“And with more people living longer and healthier lives, using 65 as the marker of old age simply doesn’t make sense,” the authors add.

The downside of longevity, however, is that chronic health problems will also increase.

“An ounce of prevention is worth more than a pound of cure,” according to the authors of The Healthy Boomer, A No-Nonsense Midlife Health Guide for Men and Women.

Beyond physical and psychosocial health, Peggy Edwards and her co-authors emphasize the importance of spiritual well being. “Midlife experiences encourage us to move on, to recognize that we are but a small part of something much greater than ourselves.”

According to Dychtwald, the second reason people between the ages of 50 and 70 could experience the most exciting period of their lives, is that 50-somethings are replacing the outmoded linear life model by a cyclical life plan, in which education, work and play are interspersed repeatedly throughout the life span. It will become normal for 50-year-olds to go back to school and for 70-year-olds to reinvent themselves on the job or through new careers.

In fact, many older adults are already living this new vision. Take for example, the recent Ontario municipal elections. Hazel McCallion, the 85-year-old mayor of Mississauga, was re-elected for an 11th term with 91.5 per cent of the popular vote.

Following her re-election, McCallion told City News, “I’m just as excited today as I was in 1978 about being mayor for the next four years of this great city.”

Meanwhile, in the nation’s capital, the defeated incumbent, Bob Chiarelli, 65, told The Ottawa Citizen, he was looking for a new job. “I have a high energy level. I have a lot to contribute,” he said.

Thirdly, according to Dychtwald, as boomers become the largest elder generation in history, business will introduce a variety of services to meet the needs of a mature market including:

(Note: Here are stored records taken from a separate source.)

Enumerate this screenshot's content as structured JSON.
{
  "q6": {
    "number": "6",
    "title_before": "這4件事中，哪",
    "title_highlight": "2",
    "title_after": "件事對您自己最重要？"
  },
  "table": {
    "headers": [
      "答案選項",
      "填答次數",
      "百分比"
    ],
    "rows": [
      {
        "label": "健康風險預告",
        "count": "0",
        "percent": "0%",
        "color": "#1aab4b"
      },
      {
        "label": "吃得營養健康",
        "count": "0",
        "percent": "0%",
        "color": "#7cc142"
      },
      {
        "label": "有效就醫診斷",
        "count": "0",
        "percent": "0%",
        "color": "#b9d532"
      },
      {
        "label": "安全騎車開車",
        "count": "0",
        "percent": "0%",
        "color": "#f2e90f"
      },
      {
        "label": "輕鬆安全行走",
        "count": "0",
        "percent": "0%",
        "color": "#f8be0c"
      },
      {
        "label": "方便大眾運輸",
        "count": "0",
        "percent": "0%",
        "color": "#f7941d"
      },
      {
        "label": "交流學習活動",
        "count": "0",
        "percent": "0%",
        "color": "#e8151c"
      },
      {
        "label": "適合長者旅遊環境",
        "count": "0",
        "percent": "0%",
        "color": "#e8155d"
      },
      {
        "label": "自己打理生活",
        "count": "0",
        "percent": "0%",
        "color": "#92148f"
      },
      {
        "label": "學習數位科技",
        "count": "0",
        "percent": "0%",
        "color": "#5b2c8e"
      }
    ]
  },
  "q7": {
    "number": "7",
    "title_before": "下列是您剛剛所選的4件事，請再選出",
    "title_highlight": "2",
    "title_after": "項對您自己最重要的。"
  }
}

“Retirement zone stores” featuring products and technologies appealing to older adults with free time.
Silver seals – “for hire” teams of elders with various problem-solving talents who are deployed to “fix” difficult community or business issues.
University-based intergenerational housing for people who desire lifelong learning.
Experience agents – similar to travel agents – that can be commissioned to orchestrate any type of request, whether it’s a party, learning program, psychotherapy, sabbatical, travel adventure, spiritual retreat, introduction to new friends or business partnerships.

Finally, those hitting 50 today are looking to begin a whole new life chapter. They are focusing on a program of life-enrichment, including giving back. The 2005 Merrill Lynch New Retirement Survey revealed 10 times as many boomer respondents said they "put others first" as said they " put themselves first."

Indeed, as the authors conclude: "We believe the purpose of a longer life may not only be to remain young longer – it may also be to have more time to give back."

The Power Years: A User’s Guide to the Rest of Your Life is published by John Wiley & Sons, Inc.